Links on Android Authority may earn us a commission. Learn more.
Mozilla Firefox's real 20th birthday is actually today
The first Firefox build came out on September 23rd
The reason Mozilla celebrates its birthday on November 9th is that version 1.0 of Firefox came out on that date. Mozilla has blog posts as well as tweets about it from various years. We guess that Mozilla wants to designate version 1.0 as Firefox’s birthday, likely because it was a more important release. However, the very first version 0.1 release of Firefox debuted on September 23rd, 2002.
We get why Mozilla celebrates November 9th as Firefox's birthday, but we prefer the real one.
It was codenamed Pescadero, after a California town in San Mateo county. Fun fact: Most of Firefox’s 1.0 and earlier builds were named after various towns around the world. Starting with version 2.0, the company switched to national parks before switching to birds after version 4.0. We’re up to version 105 right now, so we’re pretty sure they’ve changed it again since then.
Today marks the 20th anniversary of Firefox
In any case, today marks the 20th anniversary of the first release of Firefox. We would launch into a retrospective of the popular browser, but with 105 versions across multiple platforms, it would take all day to cover everything. So, in the interest of space, here are some Firefox fun facts:
- Mozilla started in 1998 when Netscape released its source code. Netscape versions 6 and 7 were built on Mozilla’s Application Suite, with Netscape 8 being based on Firefox directly. Netscape’s browser would remain based on Firefox until its demise in 2008.
- The first version of the Firefox browser was launched on September 23rd, 2002, exactly 20 years ago today. Firefox and Netscape competed in the same space for years with the same code base.

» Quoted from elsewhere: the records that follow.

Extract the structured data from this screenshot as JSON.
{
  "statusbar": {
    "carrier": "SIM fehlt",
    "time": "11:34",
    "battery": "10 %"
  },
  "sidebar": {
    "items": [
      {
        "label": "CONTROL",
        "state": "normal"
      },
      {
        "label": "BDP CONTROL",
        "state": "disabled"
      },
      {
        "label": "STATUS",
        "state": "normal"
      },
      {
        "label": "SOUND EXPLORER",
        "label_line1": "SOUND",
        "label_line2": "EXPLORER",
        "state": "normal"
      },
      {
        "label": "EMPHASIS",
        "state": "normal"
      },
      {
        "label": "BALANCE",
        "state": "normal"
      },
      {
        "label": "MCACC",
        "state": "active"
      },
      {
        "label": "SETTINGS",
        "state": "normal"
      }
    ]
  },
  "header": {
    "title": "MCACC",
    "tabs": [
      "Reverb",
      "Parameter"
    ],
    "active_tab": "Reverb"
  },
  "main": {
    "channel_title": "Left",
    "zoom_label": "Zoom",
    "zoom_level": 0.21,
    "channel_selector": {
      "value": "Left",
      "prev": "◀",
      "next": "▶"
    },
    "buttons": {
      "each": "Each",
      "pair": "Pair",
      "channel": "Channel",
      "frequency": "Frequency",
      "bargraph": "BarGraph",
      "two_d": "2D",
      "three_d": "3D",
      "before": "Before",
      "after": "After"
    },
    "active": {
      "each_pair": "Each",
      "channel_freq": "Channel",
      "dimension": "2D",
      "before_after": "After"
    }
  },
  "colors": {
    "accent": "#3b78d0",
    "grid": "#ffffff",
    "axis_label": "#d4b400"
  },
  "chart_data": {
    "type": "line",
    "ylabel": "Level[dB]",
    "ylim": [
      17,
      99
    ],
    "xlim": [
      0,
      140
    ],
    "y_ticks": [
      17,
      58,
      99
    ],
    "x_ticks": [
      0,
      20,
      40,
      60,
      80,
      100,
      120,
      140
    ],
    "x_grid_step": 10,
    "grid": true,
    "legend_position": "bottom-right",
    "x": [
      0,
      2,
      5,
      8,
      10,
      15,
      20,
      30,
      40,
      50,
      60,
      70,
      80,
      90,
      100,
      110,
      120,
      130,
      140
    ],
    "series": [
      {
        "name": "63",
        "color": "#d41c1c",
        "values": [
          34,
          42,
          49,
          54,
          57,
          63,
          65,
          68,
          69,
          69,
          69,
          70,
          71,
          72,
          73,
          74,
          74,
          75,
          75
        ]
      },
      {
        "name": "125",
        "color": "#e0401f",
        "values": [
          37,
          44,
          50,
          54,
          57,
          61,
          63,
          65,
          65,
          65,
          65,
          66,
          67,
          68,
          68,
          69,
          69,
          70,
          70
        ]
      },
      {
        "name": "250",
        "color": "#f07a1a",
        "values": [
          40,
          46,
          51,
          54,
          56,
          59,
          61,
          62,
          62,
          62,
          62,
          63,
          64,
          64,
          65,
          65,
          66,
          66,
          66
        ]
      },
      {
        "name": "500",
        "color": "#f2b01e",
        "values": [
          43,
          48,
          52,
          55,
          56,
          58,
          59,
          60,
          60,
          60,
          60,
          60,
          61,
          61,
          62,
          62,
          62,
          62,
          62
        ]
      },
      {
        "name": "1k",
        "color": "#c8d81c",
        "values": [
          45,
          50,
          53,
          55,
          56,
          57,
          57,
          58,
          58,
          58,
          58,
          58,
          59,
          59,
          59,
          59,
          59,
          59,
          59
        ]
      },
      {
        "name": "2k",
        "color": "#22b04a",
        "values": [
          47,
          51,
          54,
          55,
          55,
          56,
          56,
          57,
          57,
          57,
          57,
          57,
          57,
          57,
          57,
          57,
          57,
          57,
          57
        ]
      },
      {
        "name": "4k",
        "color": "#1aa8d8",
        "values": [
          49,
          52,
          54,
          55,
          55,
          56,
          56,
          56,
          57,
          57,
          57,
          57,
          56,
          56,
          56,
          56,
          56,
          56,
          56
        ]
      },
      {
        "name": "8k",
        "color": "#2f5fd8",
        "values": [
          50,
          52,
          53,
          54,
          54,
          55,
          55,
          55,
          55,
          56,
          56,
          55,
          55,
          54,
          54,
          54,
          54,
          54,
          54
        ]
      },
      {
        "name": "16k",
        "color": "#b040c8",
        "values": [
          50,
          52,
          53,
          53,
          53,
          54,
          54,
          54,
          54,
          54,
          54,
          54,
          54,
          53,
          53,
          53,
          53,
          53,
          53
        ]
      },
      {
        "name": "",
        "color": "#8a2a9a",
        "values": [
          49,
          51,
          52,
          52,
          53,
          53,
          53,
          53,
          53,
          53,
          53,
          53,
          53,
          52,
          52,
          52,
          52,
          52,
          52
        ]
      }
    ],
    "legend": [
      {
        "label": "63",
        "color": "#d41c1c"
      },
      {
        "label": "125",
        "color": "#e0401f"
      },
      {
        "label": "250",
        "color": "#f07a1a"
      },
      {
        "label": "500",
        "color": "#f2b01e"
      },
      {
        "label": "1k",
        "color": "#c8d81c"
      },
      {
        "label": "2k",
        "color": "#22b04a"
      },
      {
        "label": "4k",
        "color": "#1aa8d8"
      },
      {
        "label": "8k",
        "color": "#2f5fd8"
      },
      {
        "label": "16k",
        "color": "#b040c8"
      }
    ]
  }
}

It’s not too different from how Google Chrome and Microsoft Edge compete now with much of the same Chromium base.
- Firefox was at its most popular in 2009, when it had a 32.21% market share. By July 2009, it had surpassed one billion downloads and became the world’s most popular open-source software, a title it still holds today.
- In 2009, it also surpassed Internet Explorer 7 in popularity in Europe, making this the first time Microsoft had lost a major market to another browser since it won the browser wars. Chrome would beat them both just a few years later.
- It is still the fourth most popular browser behind Chrome, Safari, and Edge (in that order), with a 3.26% market share today.
- It is entirely open-source and also not-for-profit, something the other top three browsers can’t boast. Some folks may bring up Chromium, but Chromium is the open-source code that Chrome is based on. Chrome itself is proprietary.
- Firefox was the first browser to include add-ons and themes.
- It was also the first browser to support 3D gaming. That is now standard across all major browsers.
- The name Firefox is derived from the nickname of the red panda. The red panda was Firefox’s earliest mascot, and Mozilla used to host a live page where you could watch red pandas on camera.
So, as you can see, Firefox has accomplished a lot of things in its first 20 years of life. Even though it’s not quite the popular powerhouse it once was, it’s still one of the most secure, privacy-focused browsers available in an era where people are becoming more aware of Internet privacy and security.
Is Firefox’s future less certain?
Firefox is going on as normal for the time being. Mozilla has stated that it has no plans to phase it out at this time and that Firefox is its main product. Still, it’s tough to ignore the bad news. The browser’s market share has been declining for years as most have shifted over to Google Chrome.
Firefox dropped support for web apps along with Amazon Fire TVs and the Echo Show in 2021, which garnered quite a bit of backlash from users. It has lost tens of millions of users in 2022 alone, and some banks and credit card company websites don’t support it anymore.
Firefox is hanging on by a thread, but its value — that privacy and security be fundamental and not optional — is as important as ever.
We’re not sure about the future of Firefox. Chromium powers two of the top three browsers in the world with Chrome and Edge. Together, they account for about 75% of all browser traffic right now. We’re not going to lie, things look bleak for Mozilla, and we don’t know what it would have to do in order to gain back some market share.
That said, I am a faithful Firefox user, and I’ll continue to use it until the Android Authority site admins tell me that I can’t anymore. Hopefully, that’s a long way off. Here’s to 20 years, Firefox, and here’s hoping that you’re still around in 20 more.